Thursday, June 17, 2010

Aaron Vargas and the Limits of Accountability

(image courtesy the San Francisco Chronicle)

Yesterday's Chron covered the sentencing of Aaron Vargas, convicted of murdering his neighbor, Darrell McNeil. After the murder, allegations surfaced according to which McNeil had abused Vargas since the latter was a young boy. Vargas, who expressed regret about the killing and testified that he did not go into McNeil's home with the intent to shoot him to death, was supported throughout his trial by family and friends who put together a website and organized a petition on his behalf.

From the Chron piece:

Vargas' family and defense team had hoped he would be sentenced to the 16 months he has already served in county jail, plus probation, and go free Tuesday. They would have settled for perhaps a five-year sentence.

But they said they never thought he would get anything so close to the maximum 10 years in state prison available under the plea deal the former odd-job worker struck in April with the district attorney in exchange for pleading no contest to voluntary manslaughter. Prosecutors had sought 50 years to life in prison before the plea deal.

. . .

"I'm very satisfied with the sentence," said Assistant District Attorney Beth Norman. "This was a difficult case, and I don't think anybody could come away relieved."

Vargas argued that he hadn't intended to kill McNeill, just to scare him away from bothering him and his family. Judge Brown bought only part of it.

While expressing little doubt that Vargas was raped by McNeill, Brown said that "to grant probation in this case would put a stamp of approval on the defendant's actions, which I cannot do."

"The use of violence to correct a wrong only encourages more violence," the judge said.

This terrible tragedy raises important and difficult questions, which go to the core of how we define accountability, how we operationalize sympathy, and how we value human lives in comparison to each other. As we know, the establishment of guilt in a criminal trial is a binary decision - guilty/not guilty - and criminal defenses specify very narrow terms under which an otherwise criminal act is justified and excused. Having been abused in the past does not award a defendant a complete carte blanche; to be acquitted for self defense, the danger to the defendant must be immediate and grave. However, with sentencing or charging we can be more flexible and some states are more lenient toward convicted murderers who were abused by their victims in the past. This doctrine was developed as "battered woman syndrome" or PTSD under the umbrella of mental problems that do not amount to a full insanity defense. In this case, the social reaction is rather interesting. It may be that some of the public rage about the sentence has to do with the gender aspects of this case. It is more probable, however, that the broad sympathy for Vargas comes from our antipathy toward the least-liked group of offenders: Child molesters and rapists. It is a difficult question whether we want our criminal law to reflect the idea that a child rapist deserves what he or she gets if murdered by his/her victim. The question of sentencing flexibility is a bit easier: we could still officially condemn murder, and yet find a way, sentence-wise, to not make the murderer pay the price in such situations.
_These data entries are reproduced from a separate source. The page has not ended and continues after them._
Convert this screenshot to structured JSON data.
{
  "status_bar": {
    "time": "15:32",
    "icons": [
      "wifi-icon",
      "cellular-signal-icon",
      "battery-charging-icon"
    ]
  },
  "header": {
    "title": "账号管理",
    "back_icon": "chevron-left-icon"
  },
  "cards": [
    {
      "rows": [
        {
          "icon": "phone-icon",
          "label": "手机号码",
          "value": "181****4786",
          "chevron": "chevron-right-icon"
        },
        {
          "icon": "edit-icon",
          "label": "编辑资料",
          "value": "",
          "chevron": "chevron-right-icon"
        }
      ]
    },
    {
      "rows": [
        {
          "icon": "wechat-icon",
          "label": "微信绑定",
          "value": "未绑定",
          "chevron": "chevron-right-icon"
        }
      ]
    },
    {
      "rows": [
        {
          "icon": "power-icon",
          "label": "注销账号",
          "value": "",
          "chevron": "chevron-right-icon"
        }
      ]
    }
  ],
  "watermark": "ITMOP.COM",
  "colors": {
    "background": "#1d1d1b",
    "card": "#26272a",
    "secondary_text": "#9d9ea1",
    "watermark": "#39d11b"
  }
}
But whether we contemplate guilt or sentence, we are still asking, in essence, the same question: Is killing a child molester more understandable than killing someone else? More justified ? Or, for those of us who would punish murderers out of retributivism, is the life of a child molester worth less than the lives of other potential murder victims?


Anonymous said...

I think its worth considering the fact that voluntary manslaughter necessary includes a legally cognizable "provocation" which is not sufficient to establish self defense but is sufficient for society to mitigate the moral culpability of the defendant.

Thus, to say that giving the defendant anything less than the maximum sentence would be condoning violence misses the point of the voluntary manslaughter charge, which is that society recognizes this individual was provoked by the victim into acting, perhaps not contemporaneously with the act but certainly as the result of the cumulative effect of abuse.

That said, we don't know how the victim was killed, what evidence existed of premeditation, and whether experts testified as to his mental state at the time of the crime.

My guess is that the Judge did not consider this case appropriate for a voluntary manslaughter charge because of the degree of premeditation, which normally precludes a provocation defense because it incorporates an adequate "cooling off" period, and the fact that here, the defendant put himself in the position to be provoked when he arrived at the victim's home, and when he brought a weapon with him (which tends to weigh against the defendants statement that he did not intend to shoot the victim). Accordingly, he sentenced him to the maximum sentence which more closely resembles a second degree murder charge.

Anonymous said...

as you can see I am in BAR-study mode! :)

Tom said...

I'll hasten to point out that such accusations are always easy to make against dead people. In this case, there may have been some evidence of past abuse or not from someone other than the accused (I didn't see any). There's a risk of potentially spurious claims of abuse in cases like this.